BEGIN Data
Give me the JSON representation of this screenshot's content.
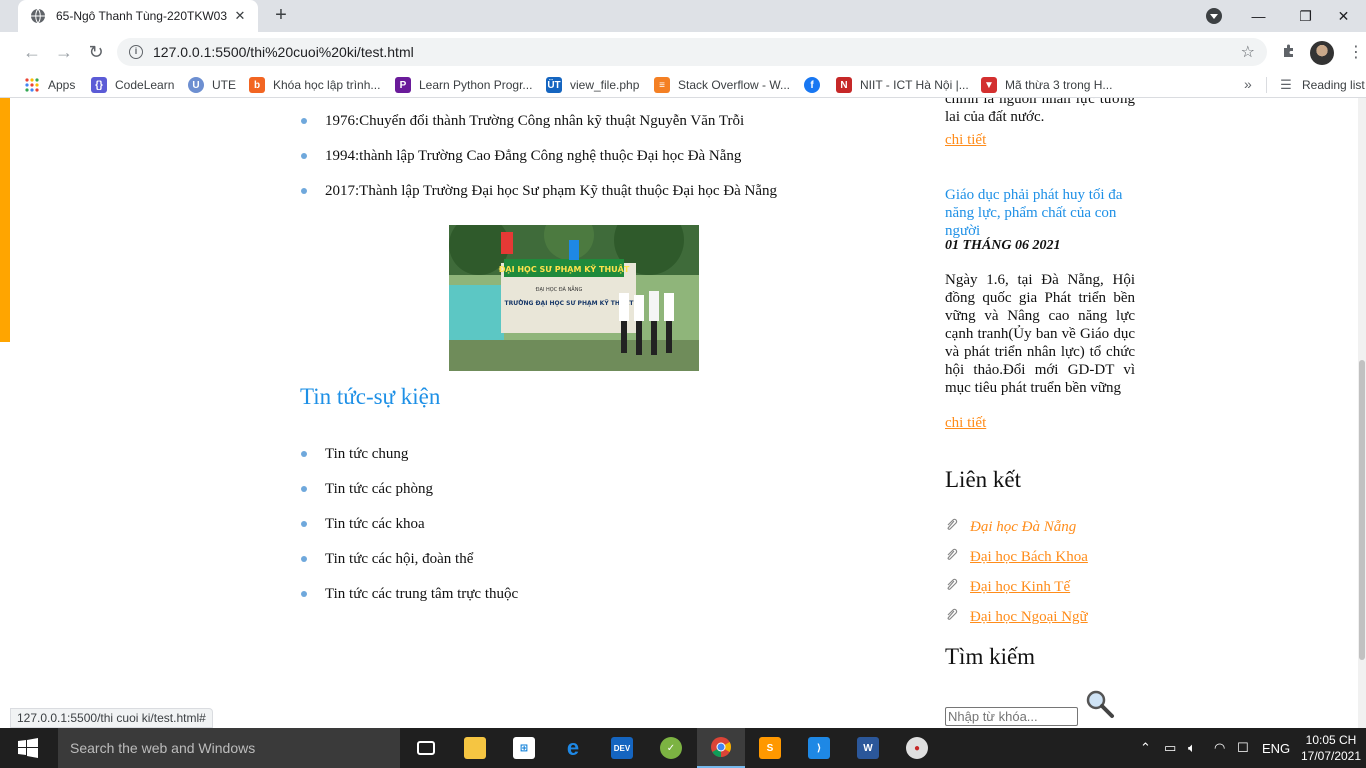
{
  "browser": {
    "tab_title": "65-Ngô Thanh Tùng-220TKW03",
    "tab_close": "✕",
    "new_tab": "+",
    "url": "127.0.0.1:5500/thi%20cuoi%20ki/test.html",
    "window_controls": {
      "minimize": "—",
      "maximize": "❐",
      "close": "✕"
    },
    "bookmarks": [
      {
        "label": "Apps",
        "icon": "apps-grid-icon"
      },
      {
        "label": "CodeLearn",
        "icon": "codelearn-icon"
      },
      {
        "label": "UTE",
        "icon": "ute-icon"
      },
      {
        "label": "Khóa học lập trình...",
        "icon": "b-icon"
      },
      {
        "label": "Learn Python Progr...",
        "icon": "python-icon"
      },
      {
        "label": "view_file.php",
        "icon": "ut-icon"
      },
      {
        "label": "Stack Overflow - W...",
        "icon": "stackoverflow-icon"
      },
      {
        "label": "",
        "icon": "facebook-icon"
      },
      {
        "label": "NIIT - ICT Hà Nội |...",
        "icon": "niit-icon"
      },
      {
        "label": "Mã thừa 3 trong H...",
        "icon": "v-icon"
      }
    ],
    "bookmarks_more": "»",
    "reading_list": "Reading list"
  },
  "main": {
    "history": [
      "1976:Chuyển đổi thành Trường Công nhân kỹ thuật Nguyễn Văn Trỗi",
      "1994:thành lập Trường Cao Đẳng Công nghệ thuộc Đại học Đà Nẵng",
      "2017:Thành lập Trường Đại học Sư phạm Kỹ thuật thuộc Đại học Đà Nẵng"
    ],
    "photo": {
      "banner": "ĐẠI HỌC SƯ PHẠM KỸ THUẬT",
      "sub": "ĐẠI HỌC ĐÀ NẴNG",
      "sign": "TRƯỜNG ĐẠI HỌC SƯ PHẠM KỸ THUẬT"
    },
    "section_title": "Tin tức-sự kiện",
    "news_items": [
      "Tin tức chung",
      "Tin tức các phòng",
      "Tin tức các khoa",
      "Tin tức các hội, đoàn thể",
      "Tin tức các trung tâm trực thuộc"
    ]
  },
  "sidebar": {
    "prev_text_tail": "chính là nguồn nhân lực tương lai của đất nước.",
    "prev_link": "chi tiết",
    "news_title": "Giáo dục phải phát huy tối đa năng lực, phẩm chất của con người",
    "news_date": "01 THÁNG 06 2021",
    "news_body": "Ngày 1.6, tại Đà Nẵng, Hội đồng quốc gia Phát triển bền vững và Nâng cao năng lực cạnh tranh(Ủy ban về Giáo dục và phát triển nhân lực) tổ chức hội thảo.Đổi mới GD-DT vì mục tiêu phát truển bền vững",
    "news_link": "chi tiết",
    "links_heading": "Liên kết",
    "links": [
      "Đại học Đà Nẵng",
      "Đại học Bách Khoa",
      "Đại học Kinh Tế",
      "Đại học Ngoại Ngữ"
    ],
    "search_heading": "Tìm kiếm",
    "search_placeholder": "Nhập từ khóa..."
  },
  "status_bar": "127.0.0.1:5500/thi cuoi ki/test.html#",
  "taskbar": {
    "search_placeholder": "Search the web and Windows",
    "language": "ENG",
    "time": "10:05 CH",
    "date": "17/07/2021",
    "apps": [
      "task-view",
      "file-explorer",
      "store",
      "edge",
      "devc",
      "greenshot",
      "chrome",
      "sublime-text",
      "vscode",
      "word",
      "paint"
    ]
  },
  "colors": {
    "accent_orange": "#ffa500",
    "link_orange": "#ff8c1a",
    "heading_blue": "#1e90e6"
  }
}
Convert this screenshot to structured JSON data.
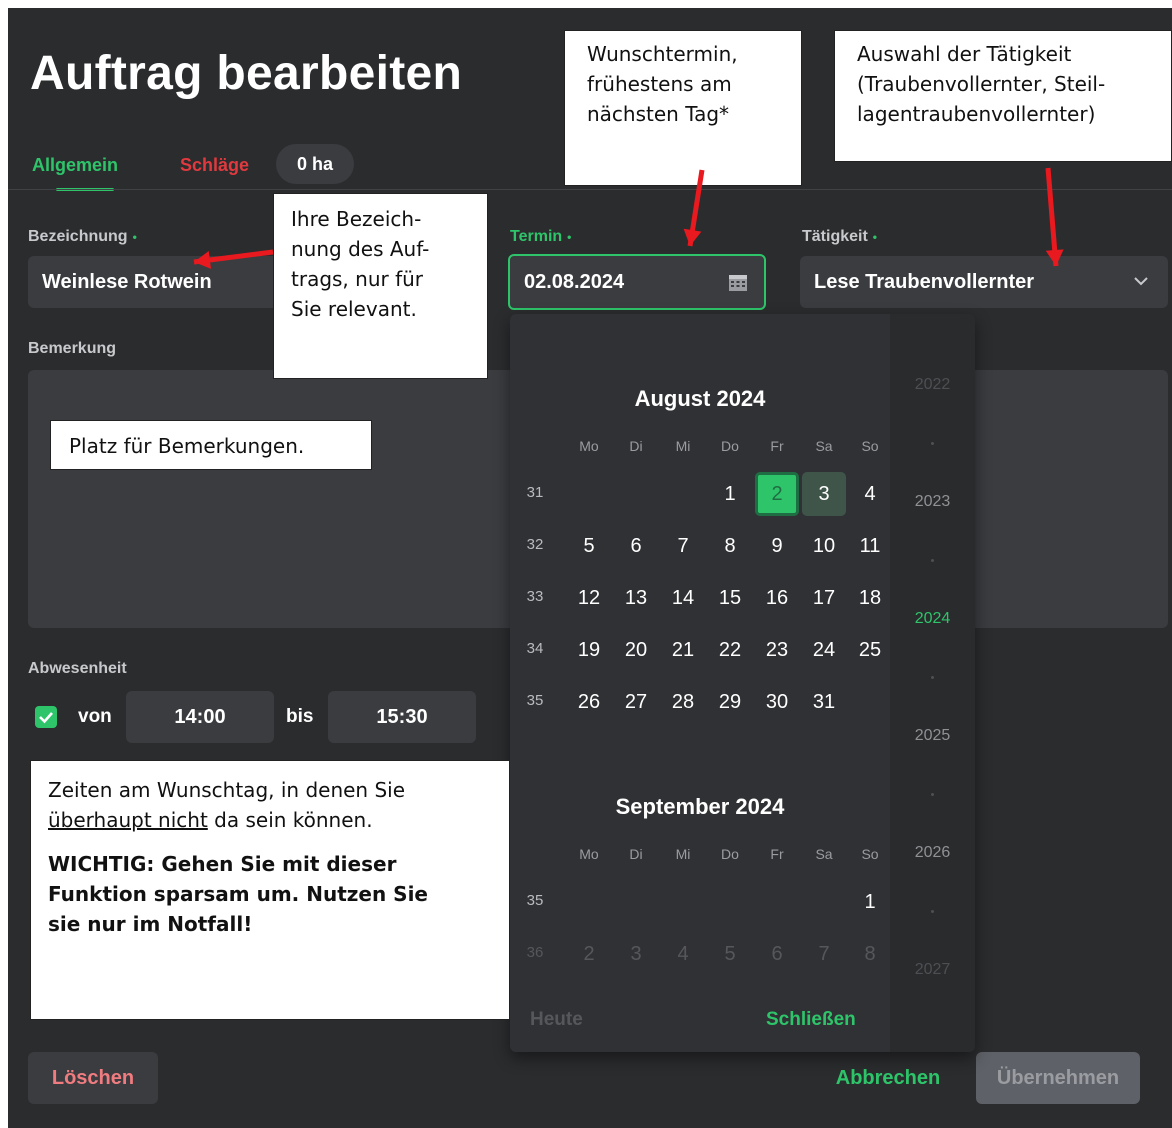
{
  "window": {
    "title": "Auftrag bearbeiten",
    "tabs": [
      {
        "label": "Allgemein",
        "active": true,
        "color": "#2ec56a"
      },
      {
        "label": "Schläge",
        "color": "#e0393e"
      }
    ],
    "area_chip": "0 ha"
  },
  "form": {
    "bezeichnung": {
      "label": "Bezeichnung",
      "required_mark": "•",
      "value": "Weinlese Rotwein"
    },
    "termin": {
      "label": "Termin",
      "required_mark": "•",
      "value": "02.08.2024",
      "icon": "calendar-icon"
    },
    "taetigkeit": {
      "label": "Tätigkeit",
      "required_mark": "•",
      "value": "Lese Traubenvollernter",
      "icon": "chevron-down-icon"
    },
    "bemerkung": {
      "label": "Bemerkung",
      "value": ""
    },
    "abwesenheit": {
      "label": "Abwesenheit",
      "checked": true,
      "von_label": "von",
      "von_value": "14:00",
      "bis_label": "bis",
      "bis_value": "15:30"
    }
  },
  "buttons": {
    "loeschen": "Löschen",
    "abbrechen": "Abbrechen",
    "uebernehmen": "Übernehmen"
  },
  "datepicker": {
    "months": [
      {
        "title": "August 2024",
        "weekdays": [
          "Mo",
          "Di",
          "Mi",
          "Do",
          "Fr",
          "Sa",
          "So"
        ],
        "weeks": [
          {
            "kw": "31",
            "days": [
              "",
              "",
              "",
              "1",
              "2",
              "3",
              "4"
            ]
          },
          {
            "kw": "32",
            "days": [
              "5",
              "6",
              "7",
              "8",
              "9",
              "10",
              "11"
            ]
          },
          {
            "kw": "33",
            "days": [
              "12",
              "13",
              "14",
              "15",
              "16",
              "17",
              "18"
            ]
          },
          {
            "kw": "34",
            "days": [
              "19",
              "20",
              "21",
              "22",
              "23",
              "24",
              "25"
            ]
          },
          {
            "kw": "35",
            "days": [
              "26",
              "27",
              "28",
              "29",
              "30",
              "31",
              ""
            ]
          }
        ],
        "selected_day": "2",
        "highlight_day": "3"
      },
      {
        "title": "September 2024",
        "weekdays": [
          "Mo",
          "Di",
          "Mi",
          "Do",
          "Fr",
          "Sa",
          "So"
        ],
        "weeks": [
          {
            "kw": "35",
            "days": [
              "",
              "",
              "",
              "",
              "",
              "",
              "1"
            ]
          },
          {
            "kw": "36",
            "days": [
              "2",
              "3",
              "4",
              "5",
              "6",
              "7",
              "8"
            ],
            "faded": true
          }
        ]
      }
    ],
    "years": [
      {
        "label": "2022",
        "state": "faded"
      },
      {
        "label": "2023",
        "state": "normal"
      },
      {
        "label": "2024",
        "state": "selected"
      },
      {
        "label": "2025",
        "state": "normal"
      },
      {
        "label": "2026",
        "state": "normal"
      },
      {
        "label": "2027",
        "state": "faded"
      }
    ],
    "today_label": "Heute",
    "close_label": "Schließen"
  },
  "annotations": {
    "wunschtermin": [
      "Wunschtermin,",
      "frühestens am",
      "nächsten Tag*"
    ],
    "taetigkeit": [
      "Auswahl der Tätigkeit",
      "(Traubenvollernter, Steil-",
      "lagentraubenvollernter)"
    ],
    "bezeichnung": [
      "Ihre Bezeich-",
      "nung des Auf-",
      "trags, nur für",
      "Sie relevant."
    ],
    "bemerkung": "Platz für Bemerkungen.",
    "abwesenheit": {
      "line1": "Zeiten am Wunschtag, in denen Sie",
      "line2_underlined": "überhaupt nicht",
      "line2_rest": " da sein können.",
      "warning": [
        "WICHTIG: Gehen Sie mit dieser",
        "Funktion sparsam um. Nutzen Sie",
        "sie nur im Notfall!"
      ]
    },
    "arrow_color": "#e8191f"
  }
}
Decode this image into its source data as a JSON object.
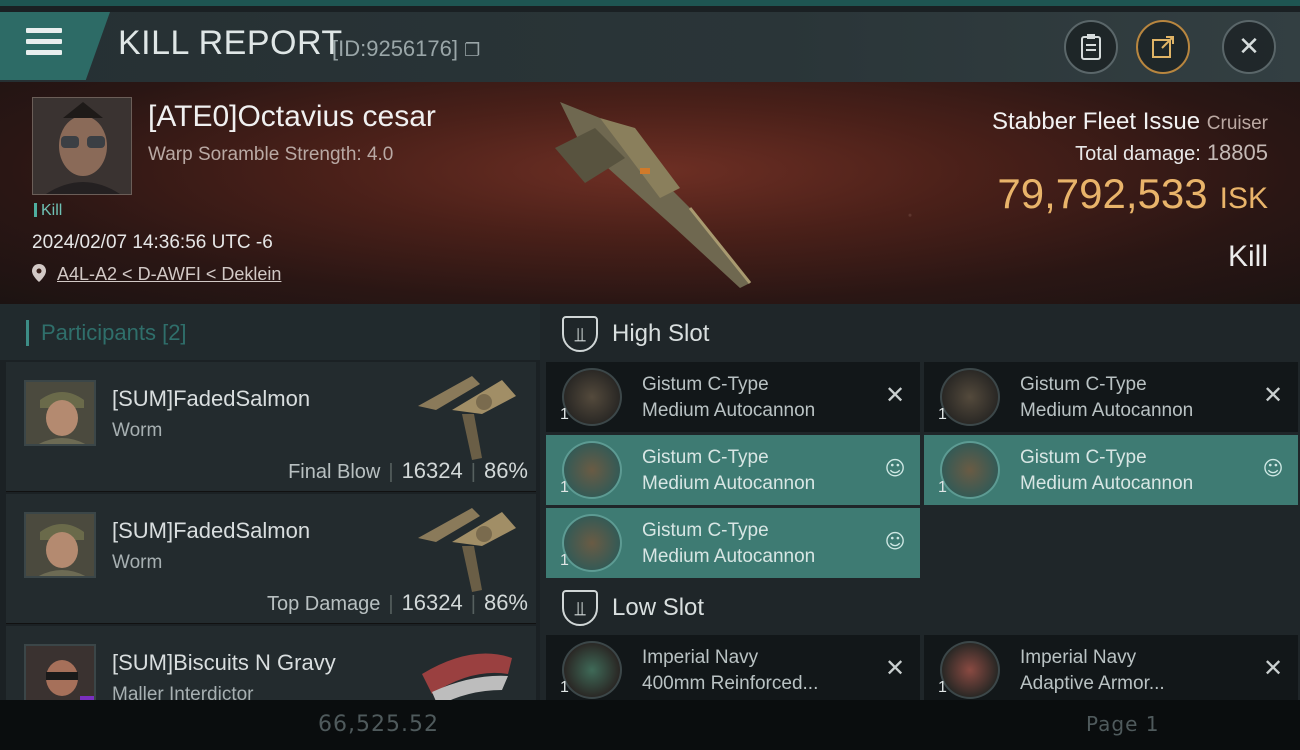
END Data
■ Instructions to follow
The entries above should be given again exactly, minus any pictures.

■ Response
Give me the JSON representation of this screenshot's content.
{
  "browser": {
    "tab_title": "65-Ngô Thanh Tùng-220TKW03",
    "tab_close": "✕",
    "new_tab": "+",
    "url": "127.0.0.1:5500/thi%20cuoi%20ki/test.html",
    "window_controls": {
      "minimize": "—",
      "maximize": "❐",
      "close": "✕"
    },
    "bookmarks": [
      {
        "label": "Apps",
        "icon": "apps-grid-icon"
      },
      {
        "label": "CodeLearn",
        "icon": "codelearn-icon"
      },
      {
        "label": "UTE",
        "icon": "ute-icon"
      },
      {
        "label": "Khóa học lập trình...",
        "icon": "b-icon"
      },
      {
        "label": "Learn Python Progr...",
        "icon": "python-icon"
      },
      {
        "label": "view_file.php",
        "icon": "ut-icon"
      },
      {
        "label": "Stack Overflow - W...",
        "icon": "stackoverflow-icon"
      },
      {
        "label": "",
        "icon": "facebook-icon"
      },
      {
        "label": "NIIT - ICT Hà Nội |...",
        "icon": "niit-icon"
      },
      {
        "label": "Mã thừa 3 trong H...",
        "icon": "v-icon"
      }
    ],
    "bookmarks_more": "»",
    "reading_list": "Reading list"
  },
  "main": {
    "history": [
      "1976:Chuyển đổi thành Trường Công nhân kỹ thuật Nguyễn Văn Trỗi",
      "1994:thành lập Trường Cao Đẳng Công nghệ thuộc Đại học Đà Nẵng",
      "2017:Thành lập Trường Đại học Sư phạm Kỹ thuật thuộc Đại học Đà Nẵng"
    ],
    "photo": {
      "banner": "ĐẠI HỌC SƯ PHẠM KỸ THUẬT",
      "sub": "ĐẠI HỌC ĐÀ NẴNG",
      "sign": "TRƯỜNG ĐẠI HỌC SƯ PHẠM KỸ THUẬT"
    },
    "section_title": "Tin tức-sự kiện",
    "news_items": [
      "Tin tức chung",
      "Tin tức các phòng",
      "Tin tức các khoa",
      "Tin tức các hội, đoàn thể",
      "Tin tức các trung tâm trực thuộc"
    ]
  },
  "sidebar": {
    "prev_text_tail": "chính là nguồn nhân lực tương lai của đất nước.",
    "prev_link": "chi tiết",
    "news_title": "Giáo dục phải phát huy tối đa năng lực, phẩm chất của con người",
    "news_date": "01 THÁNG 06 2021",
    "news_body": "Ngày 1.6, tại Đà Nẵng, Hội đồng quốc gia Phát triển bền vững và Nâng cao năng lực cạnh tranh(Ủy ban về Giáo dục và phát triển nhân lực) tổ chức hội thảo.Đổi mới GD-DT vì mục tiêu phát truển bền vững",
    "news_link": "chi tiết",
    "links_heading": "Liên kết",
    "links": [
      "Đại học Đà Nẵng",
      "Đại học Bách Khoa",
      "Đại học Kinh Tế",
      "Đại học Ngoại Ngữ"
    ],
    "search_heading": "Tìm kiếm",
    "search_placeholder": "Nhập từ khóa..."
  },
  "status_bar": "127.0.0.1:5500/thi cuoi ki/test.html#",
  "taskbar": {
    "search_placeholder": "Search the web and Windows",
    "language": "ENG",
    "time": "10:05 CH",
    "date": "17/07/2021",
    "apps": [
      "task-view",
      "file-explorer",
      "store",
      "edge",
      "devc",
      "greenshot",
      "chrome",
      "sublime-text",
      "vscode",
      "word",
      "paint"
    ]
  },
  "colors": {
    "accent_orange": "#ffa500",
    "link_orange": "#ff8c1a",
    "heading_blue": "#1e90e6"
  }
}
Convert this screenshot to structured JSON data.
{
  "window": {
    "title": "Auftrag bearbeiten",
    "tabs": [
      {
        "label": "Allgemein",
        "active": true,
        "color": "#2ec56a"
      },
      {
        "label": "Schläge",
        "color": "#e0393e"
      }
    ],
    "area_chip": "0 ha"
  },
  "form": {
    "bezeichnung": {
      "label": "Bezeichnung",
      "required_mark": "•",
      "value": "Weinlese Rotwein"
    },
    "termin": {
      "label": "Termin",
      "required_mark": "•",
      "value": "02.08.2024",
      "icon": "calendar-icon"
    },
    "taetigkeit": {
      "label": "Tätigkeit",
      "required_mark": "•",
      "value": "Lese Traubenvollernter",
      "icon": "chevron-down-icon"
    },
    "bemerkung": {
      "label": "Bemerkung",
      "value": ""
    },
    "abwesenheit": {
      "label": "Abwesenheit",
      "checked": true,
      "von_label": "von",
      "von_value": "14:00",
      "bis_label": "bis",
      "bis_value": "15:30"
    }
  },
  "buttons": {
    "loeschen": "Löschen",
    "abbrechen": "Abbrechen",
    "uebernehmen": "Übernehmen"
  },
  "datepicker": {
    "months": [
      {
        "title": "August 2024",
        "weekdays": [
          "Mo",
          "Di",
          "Mi",
          "Do",
          "Fr",
          "Sa",
          "So"
        ],
        "weeks": [
          {
            "kw": "31",
            "days": [
              "",
              "",
              "",
              "1",
              "2",
              "3",
              "4"
            ]
          },
          {
            "kw": "32",
            "days": [
              "5",
              "6",
              "7",
              "8",
              "9",
              "10",
              "11"
            ]
          },
          {
            "kw": "33",
            "days": [
              "12",
              "13",
              "14",
              "15",
              "16",
              "17",
              "18"
            ]
          },
          {
            "kw": "34",
            "days": [
              "19",
              "20",
              "21",
              "22",
              "23",
              "24",
              "25"
            ]
          },
          {
            "kw": "35",
            "days": [
              "26",
              "27",
              "28",
              "29",
              "30",
              "31",
              ""
            ]
          }
        ],
        "selected_day": "2",
        "highlight_day": "3"
      },
      {
        "title": "September 2024",
        "weekdays": [
          "Mo",
          "Di",
          "Mi",
          "Do",
          "Fr",
          "Sa",
          "So"
        ],
        "weeks": [
          {
            "kw": "35",
            "days": [
              "",
              "",
              "",
              "",
              "",
              "",
              "1"
            ]
          },
          {
            "kw": "36",
            "days": [
              "2",
              "3",
              "4",
              "5",
              "6",
              "7",
              "8"
            ],
            "faded": true
          }
        ]
      }
    ],
    "years": [
      {
        "label": "2022",
        "state": "faded"
      },
      {
        "label": "2023",
        "state": "normal"
      },
      {
        "label": "2024",
        "state": "selected"
      },
      {
        "label": "2025",
        "state": "normal"
      },
      {
        "label": "2026",
        "state": "normal"
      },
      {
        "label": "2027",
        "state": "faded"
      }
    ],
    "today_label": "Heute",
    "close_label": "Schließen"
  },
  "annotations": {
    "wunschtermin": [
      "Wunschtermin,",
      "frühestens am",
      "nächsten Tag*"
    ],
    "taetigkeit": [
      "Auswahl der Tätigkeit",
      "(Traubenvollernter, Steil-",
      "lagentraubenvollernter)"
    ],
    "bezeichnung": [
      "Ihre Bezeich-",
      "nung des Auf-",
      "trags, nur für",
      "Sie relevant."
    ],
    "bemerkung": "Platz für Bemerkungen.",
    "abwesenheit": {
      "line1": "Zeiten am Wunschtag, in denen Sie",
      "line2_underlined": "überhaupt nicht",
      "line2_rest": " da sein können.",
      "warning": [
        "WICHTIG: Gehen Sie mit dieser",
        "Funktion sparsam um. Nutzen Sie",
        "sie nur im Notfall!"
      ]
    },
    "arrow_color": "#e8191f"
  }
}
Decode this image into its source data as a JSON object.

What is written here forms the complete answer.